Broadcast on this day in 1991: Episode 7
Victoria awakens outside the Collins manor house (later to be known as the Old House) in the year 1790. She calls Barnabas by name and passes herself off as the new tutor for young Daniel and Amy until she can find a way back to the present. Unfortunately, her strange clothing and mysterious origin draw suspicions from Barnabas’ Aunt Abigail, who is convinced that she is a witch and summons a maniacal clergyman, Reverend Trask. Meanwhile, the actual witch, Angelique, roams free and tries to reignite her affair with Barnabas from years past. She is unsuccessful, and vows to take control of the situation. The first to fall under her control is Ben Loomis, Barnabas’ faithful manservant.

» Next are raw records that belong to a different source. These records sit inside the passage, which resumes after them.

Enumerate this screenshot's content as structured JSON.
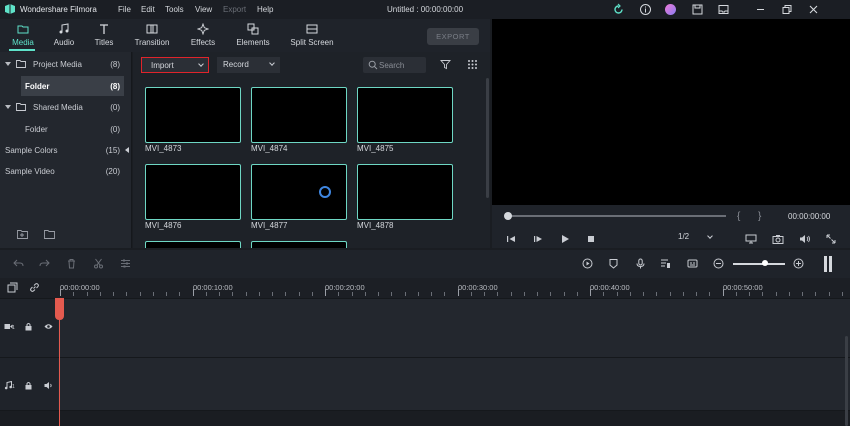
{
  "app": {
    "name": "Wondershare Filmora",
    "window_title": "Untitled : 00:00:00:00",
    "menu": [
      "File",
      "Edit",
      "Tools",
      "View",
      "Export",
      "Help"
    ],
    "disabled_menu": "Export"
  },
  "tabs": [
    {
      "label": "Media",
      "icon": "folder-icon",
      "active": true
    },
    {
      "label": "Audio",
      "icon": "music-note-icon"
    },
    {
      "label": "Titles",
      "icon": "text-t-icon"
    },
    {
      "label": "Transition",
      "icon": "transition-icon"
    },
    {
      "label": "Effects",
      "icon": "effects-icon"
    },
    {
      "label": "Elements",
      "icon": "elements-icon"
    },
    {
      "label": "Split Screen",
      "icon": "split-screen-icon"
    }
  ],
  "export_button": "EXPORT",
  "sidebar": {
    "items": [
      {
        "label": "Project Media",
        "count": "(8)"
      },
      {
        "label": "Folder",
        "count": "(8)",
        "selected": true
      },
      {
        "label": "Shared Media",
        "count": "(0)"
      },
      {
        "label": "Folder",
        "count": "(0)"
      },
      {
        "label": "Sample Colors",
        "count": "(15)"
      },
      {
        "label": "Sample Video",
        "count": "(20)"
      }
    ]
  },
  "media": {
    "import_label": "Import",
    "record_label": "Record",
    "search_placeholder": "Search",
    "clips": [
      "MVI_4873",
      "MVI_4874",
      "MVI_4875",
      "MVI_4876",
      "MVI_4877",
      "MVI_4878"
    ],
    "thumbnail_border_color": "#6ed7c4"
  },
  "preview": {
    "timecode": "00:00:00:00",
    "ratio": "1/2",
    "bracket_left": "{",
    "bracket_right": "}"
  },
  "timeline": {
    "ruler_labels": [
      "00:00:00:00",
      "00:00:10:00",
      "00:00:20:00",
      "00:00:30:00",
      "00:00:40:00",
      "00:00:50:00"
    ],
    "video_track_number": "1",
    "audio_track_number": "1",
    "playhead_color": "#e45a4f"
  },
  "colors": {
    "accent": "#5fe2c9",
    "import_highlight": "#e0242b"
  }
}
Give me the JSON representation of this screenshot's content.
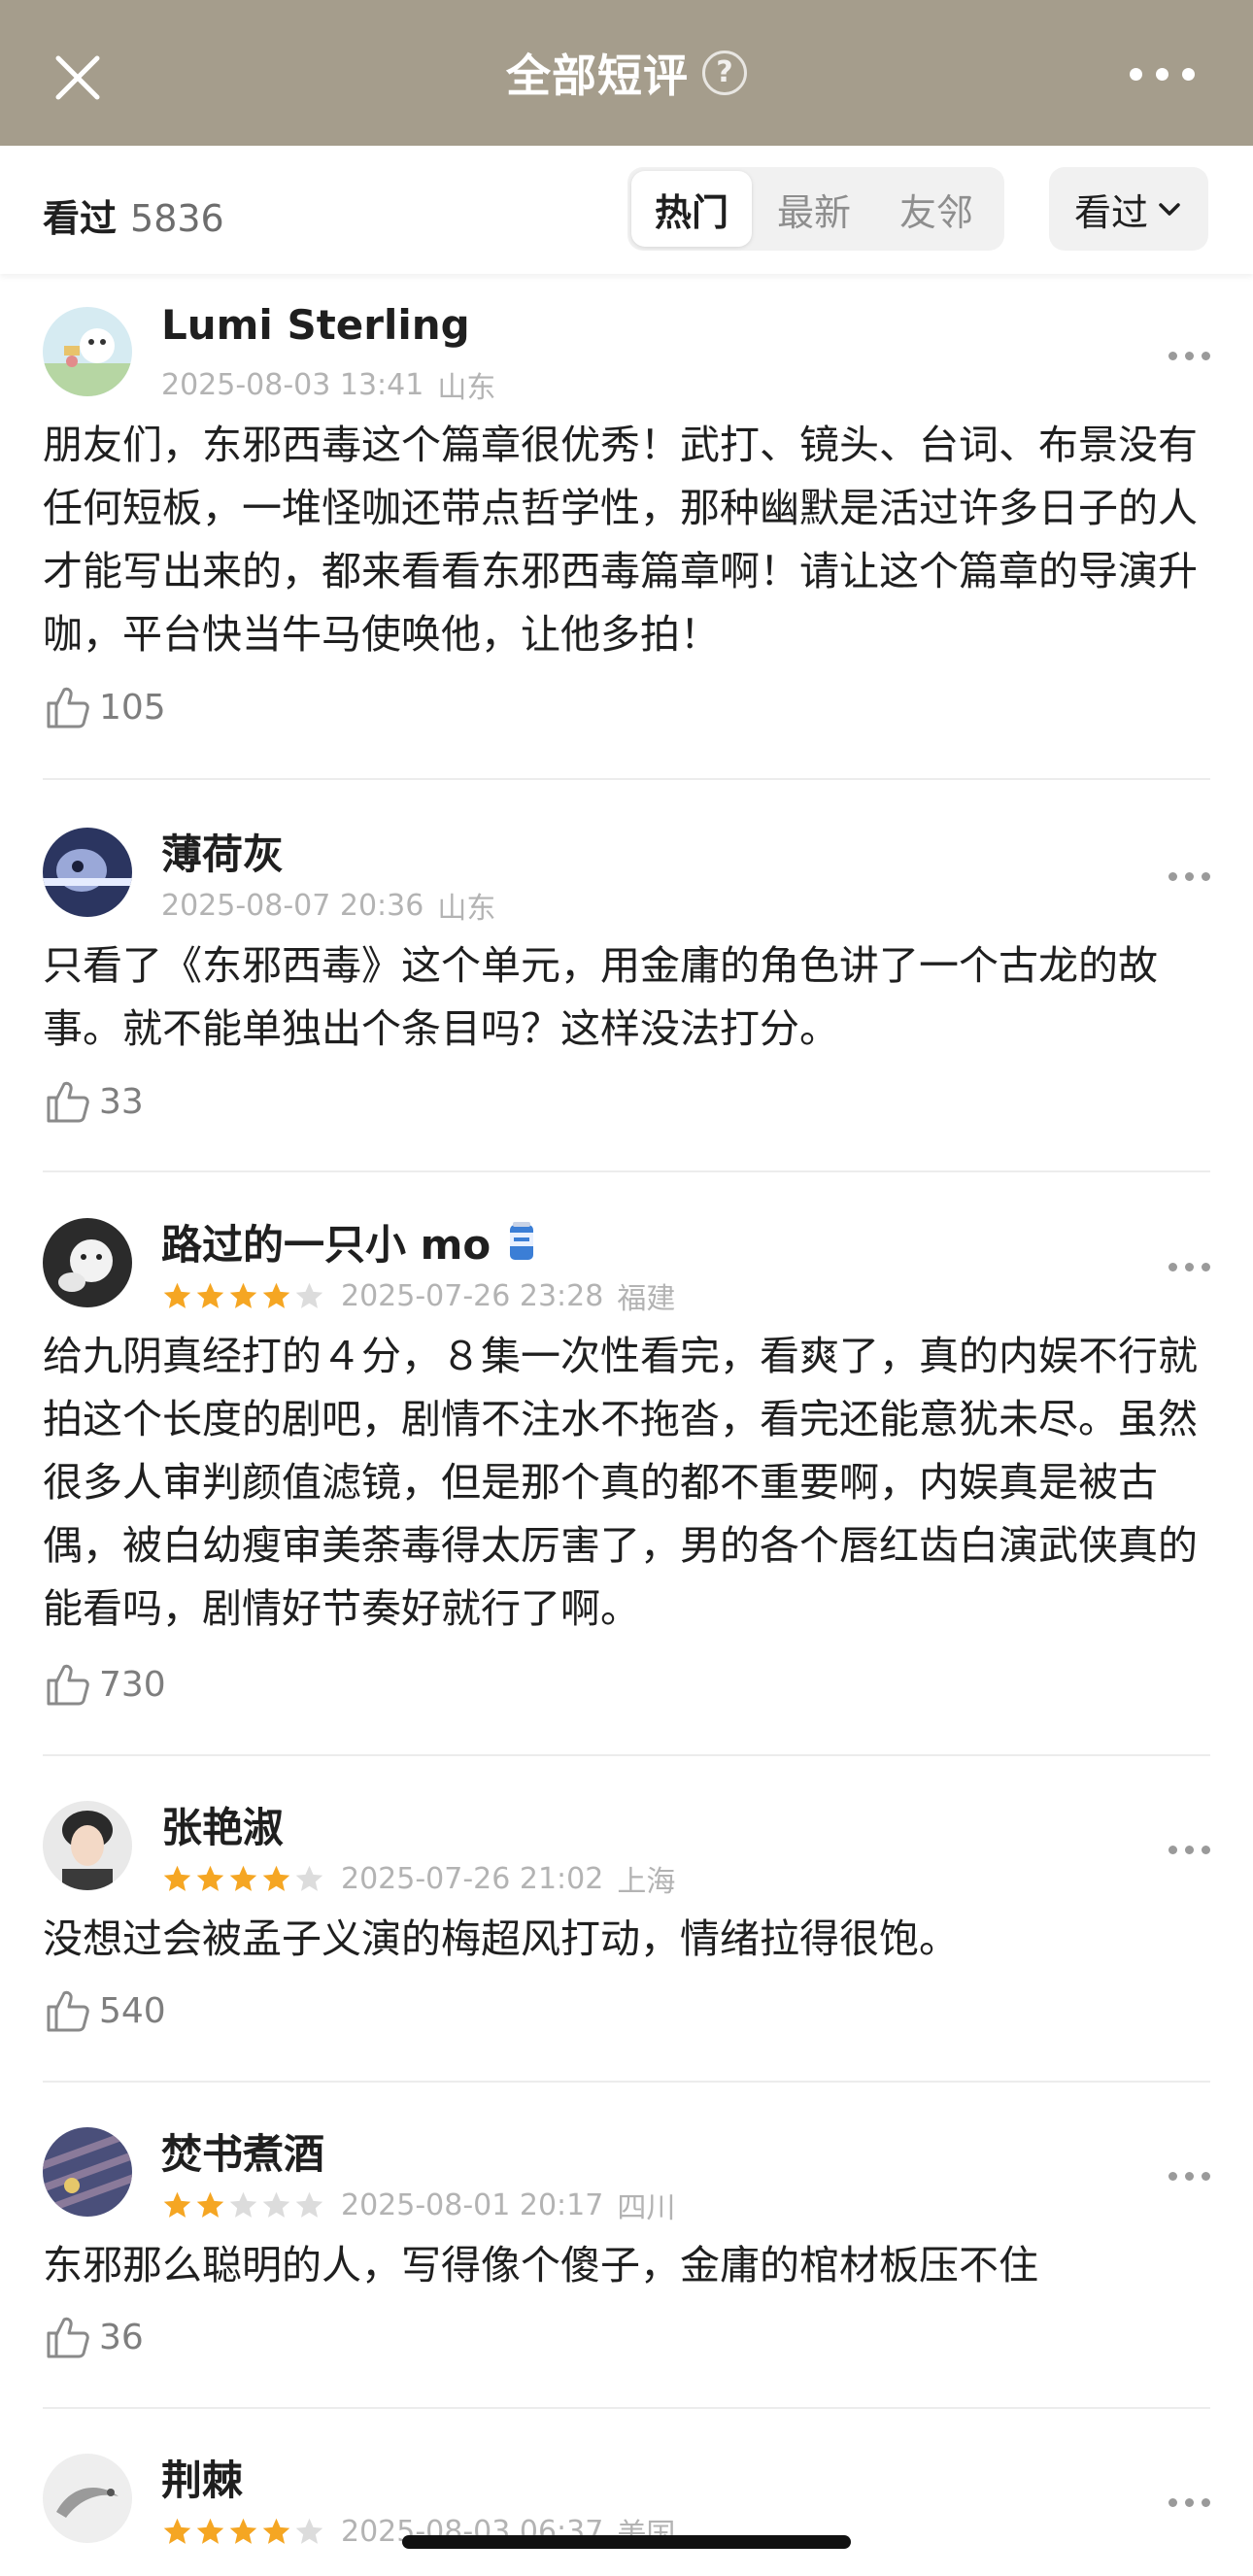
{
  "header": {
    "title": "全部短评",
    "help_glyph": "?",
    "bg_color": "#a59d8c"
  },
  "filter": {
    "watched_label": "看过",
    "watched_count": "5836",
    "tabs": [
      "热门",
      "最新",
      "友邻"
    ],
    "active_tab": "热门",
    "dropdown_label": "看过"
  },
  "reviews": [
    {
      "user": "Lumi Sterling",
      "rating": null,
      "date": "2025-08-03 13:41",
      "location": "山东",
      "text": "朋友们，东邪西毒这个篇章很优秀！武打、镜头、台词、布景没有任何短板，一堆怪咖还带点哲学性，那种幽默是活过许多日子的人才能写出来的，都来看看东邪西毒篇章啊！请让这个篇章的导演升咖，平台快当牛马使唤他，让他多拍！",
      "likes": "105"
    },
    {
      "user": "薄荷灰",
      "rating": null,
      "date": "2025-08-07 20:36",
      "location": "山东",
      "text": "只看了《东邪西毒》这个单元，用金庸的角色讲了一个古龙的故事。就不能单独出个条目吗？这样没法打分。",
      "likes": "33"
    },
    {
      "user": "路过的一只小 mo",
      "badge_icon": "beer-can-icon",
      "rating": 4,
      "date": "2025-07-26 23:28",
      "location": "福建",
      "text": "给九阴真经打的４分，８集一次性看完，看爽了，真的内娱不行就拍这个长度的剧吧，剧情不注水不拖沓，看完还能意犹未尽。虽然很多人审判颜值滤镜，但是那个真的都不重要啊，内娱真是被古偶，被白幼瘦审美荼毒得太厉害了，男的各个唇红齿白演武侠真的能看吗，剧情好节奏好就行了啊。",
      "likes": "730"
    },
    {
      "user": "张艳淑",
      "rating": 4,
      "date": "2025-07-26 21:02",
      "location": "上海",
      "text": "没想过会被孟子义演的梅超风打动，情绪拉得很饱。",
      "likes": "540"
    },
    {
      "user": "焚书煮酒",
      "rating": 2,
      "date": "2025-08-01 20:17",
      "location": "四川",
      "text": "东邪那么聪明的人，写得像个傻子，金庸的棺材板压不住",
      "likes": "36"
    },
    {
      "user": "荆棘",
      "rating": 4,
      "date": "2025-08-03 06:37",
      "location": "美国",
      "text": "",
      "likes": ""
    }
  ],
  "colors": {
    "star_on": "#f5a623",
    "star_off": "#dcdcdc",
    "meta_text": "#b3b3b3"
  }
}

This episode may be my favorite of the 1991 series. It has a sense of rambunctious enthusiasm and confidence that dominates the screen. When the daytime version goes into its first flashback, you can feel the sense of risk and danger behind what they were pulling off. The revival’s flashback lacks that sense of risk, trading it for a giddy confidence. DARK SHADOWS -- both the broad strokes and details -- had proved itself a lasting success. In the approach to the 1991 series, you can feel that. It has a strange swagger, and the 1791 flashback is Exhibit A. Knowing that Elizabeth would be Naomi, etc, etc, affected the casting with a foresight the daytime series never enjoyed. The double casting of the 1795 sequence feels like a stunt. The 1791 sequence in the nighttime show is clearly a choice. It’s where Dan Curtis reveals, if anything, the real program. Really, for such a young series (or young incarnation of a series), everything works. Making Barnabas, Peter, and Jeremiah a triumvirate of dear friends was a warm touch that humanizes the sequence immediately. The characters are well-drawn, anyway, and they serve as revealing foils for Barnabas. Barbara Blackburn and the writers find an entirely new way to make Millicent a nightmare. Stefan Gierasch’s Joshua is a stingy prig trying desperately to forget that he has a decent, loving heart. Lysette Anthony does all she can with Angelique, but this is the one misfire of the sequence. For all of the evil of Lara Parker’s Angelique, I believed that the love was genuine, and I saw traces of kindness whenever her mask would slip. Anthony goes a far more one-dimensional route, and the results are not the success they should be. Oddly enough, I love the snarling, long-haired zealot Trask played by Roy Thinnes. Both Jerry Lacy and Thinnes are forces with which to be reckoned, but in Thinnes case, I fear he might bite my fingers off while sending Vicki to the gallows.
At this time, the Gulf War had done its damage to the ratings by incessant preemptions, the Soviet Union was falling from within, and SILENCE OF THE LAMBS was a box office champion.